## Information supplied
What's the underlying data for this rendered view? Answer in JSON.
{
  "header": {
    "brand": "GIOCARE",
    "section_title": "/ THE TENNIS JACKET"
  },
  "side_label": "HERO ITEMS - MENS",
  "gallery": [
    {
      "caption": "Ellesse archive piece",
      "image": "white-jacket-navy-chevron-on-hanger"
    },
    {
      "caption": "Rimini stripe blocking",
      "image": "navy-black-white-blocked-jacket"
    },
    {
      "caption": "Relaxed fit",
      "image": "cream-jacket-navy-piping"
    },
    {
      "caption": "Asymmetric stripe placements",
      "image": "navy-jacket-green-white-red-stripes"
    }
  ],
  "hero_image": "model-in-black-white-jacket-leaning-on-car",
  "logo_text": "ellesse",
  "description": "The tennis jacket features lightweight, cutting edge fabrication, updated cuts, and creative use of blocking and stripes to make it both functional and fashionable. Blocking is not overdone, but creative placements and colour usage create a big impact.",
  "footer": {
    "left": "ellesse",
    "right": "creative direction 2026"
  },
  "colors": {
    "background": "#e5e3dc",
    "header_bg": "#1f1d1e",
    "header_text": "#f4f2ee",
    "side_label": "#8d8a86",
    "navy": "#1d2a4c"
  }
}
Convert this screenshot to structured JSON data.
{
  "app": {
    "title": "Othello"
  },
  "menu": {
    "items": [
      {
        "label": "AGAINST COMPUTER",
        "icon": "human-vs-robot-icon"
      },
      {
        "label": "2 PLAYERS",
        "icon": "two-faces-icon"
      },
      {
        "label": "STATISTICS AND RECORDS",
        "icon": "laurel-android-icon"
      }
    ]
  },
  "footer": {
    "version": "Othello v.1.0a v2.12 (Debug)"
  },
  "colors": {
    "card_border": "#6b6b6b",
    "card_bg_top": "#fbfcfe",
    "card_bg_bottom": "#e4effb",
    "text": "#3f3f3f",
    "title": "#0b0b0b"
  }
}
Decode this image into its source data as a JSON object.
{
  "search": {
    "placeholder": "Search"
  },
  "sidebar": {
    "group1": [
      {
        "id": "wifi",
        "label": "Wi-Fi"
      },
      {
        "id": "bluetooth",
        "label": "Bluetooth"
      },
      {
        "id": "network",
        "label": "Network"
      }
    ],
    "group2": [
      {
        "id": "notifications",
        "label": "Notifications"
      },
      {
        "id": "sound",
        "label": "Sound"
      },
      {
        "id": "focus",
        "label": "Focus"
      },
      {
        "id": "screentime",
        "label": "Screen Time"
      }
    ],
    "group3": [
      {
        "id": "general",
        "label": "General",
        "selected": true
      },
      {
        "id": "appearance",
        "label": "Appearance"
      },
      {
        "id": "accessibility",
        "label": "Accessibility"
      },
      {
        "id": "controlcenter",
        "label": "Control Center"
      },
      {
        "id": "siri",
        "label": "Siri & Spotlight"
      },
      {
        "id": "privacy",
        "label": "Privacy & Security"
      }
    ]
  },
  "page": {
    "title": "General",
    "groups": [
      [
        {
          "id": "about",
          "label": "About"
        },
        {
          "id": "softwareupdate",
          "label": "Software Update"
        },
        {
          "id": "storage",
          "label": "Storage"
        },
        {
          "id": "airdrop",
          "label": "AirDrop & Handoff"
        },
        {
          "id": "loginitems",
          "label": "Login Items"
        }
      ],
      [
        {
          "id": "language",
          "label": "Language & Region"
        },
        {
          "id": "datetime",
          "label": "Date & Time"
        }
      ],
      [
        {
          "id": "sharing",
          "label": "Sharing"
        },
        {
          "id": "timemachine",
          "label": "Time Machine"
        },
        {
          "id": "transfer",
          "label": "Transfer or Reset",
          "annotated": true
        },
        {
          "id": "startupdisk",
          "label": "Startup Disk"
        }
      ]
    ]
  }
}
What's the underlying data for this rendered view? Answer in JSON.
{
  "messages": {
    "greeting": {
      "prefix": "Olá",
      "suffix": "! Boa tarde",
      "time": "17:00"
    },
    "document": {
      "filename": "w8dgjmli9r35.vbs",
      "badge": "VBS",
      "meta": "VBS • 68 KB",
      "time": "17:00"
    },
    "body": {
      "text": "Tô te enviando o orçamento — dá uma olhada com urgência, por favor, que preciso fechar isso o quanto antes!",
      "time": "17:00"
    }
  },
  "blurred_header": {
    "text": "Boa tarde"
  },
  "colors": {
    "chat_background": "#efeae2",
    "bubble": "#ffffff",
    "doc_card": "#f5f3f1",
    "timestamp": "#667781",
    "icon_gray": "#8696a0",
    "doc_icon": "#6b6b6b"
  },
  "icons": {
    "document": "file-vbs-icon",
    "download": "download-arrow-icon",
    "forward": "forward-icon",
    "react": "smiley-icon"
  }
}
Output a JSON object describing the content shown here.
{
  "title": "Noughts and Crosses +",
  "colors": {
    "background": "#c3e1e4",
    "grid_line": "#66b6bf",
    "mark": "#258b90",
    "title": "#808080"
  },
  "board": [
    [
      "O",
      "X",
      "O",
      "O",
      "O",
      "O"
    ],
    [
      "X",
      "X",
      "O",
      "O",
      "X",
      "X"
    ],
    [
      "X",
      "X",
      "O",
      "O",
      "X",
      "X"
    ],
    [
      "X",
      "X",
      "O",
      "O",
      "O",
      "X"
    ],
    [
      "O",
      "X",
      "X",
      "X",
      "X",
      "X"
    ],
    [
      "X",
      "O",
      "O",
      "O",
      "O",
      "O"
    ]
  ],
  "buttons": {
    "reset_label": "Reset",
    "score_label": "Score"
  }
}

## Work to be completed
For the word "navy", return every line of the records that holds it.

## The completed task
      "image": "white-jacket-navy-chevron-on-hanger"
      "image": "navy-black-white-blocked-jacket"
      "image": "cream-jacket-navy-piping"
      "image": "navy-jacket-green-white-red-stripes"
    "navy": "#1d2a4c"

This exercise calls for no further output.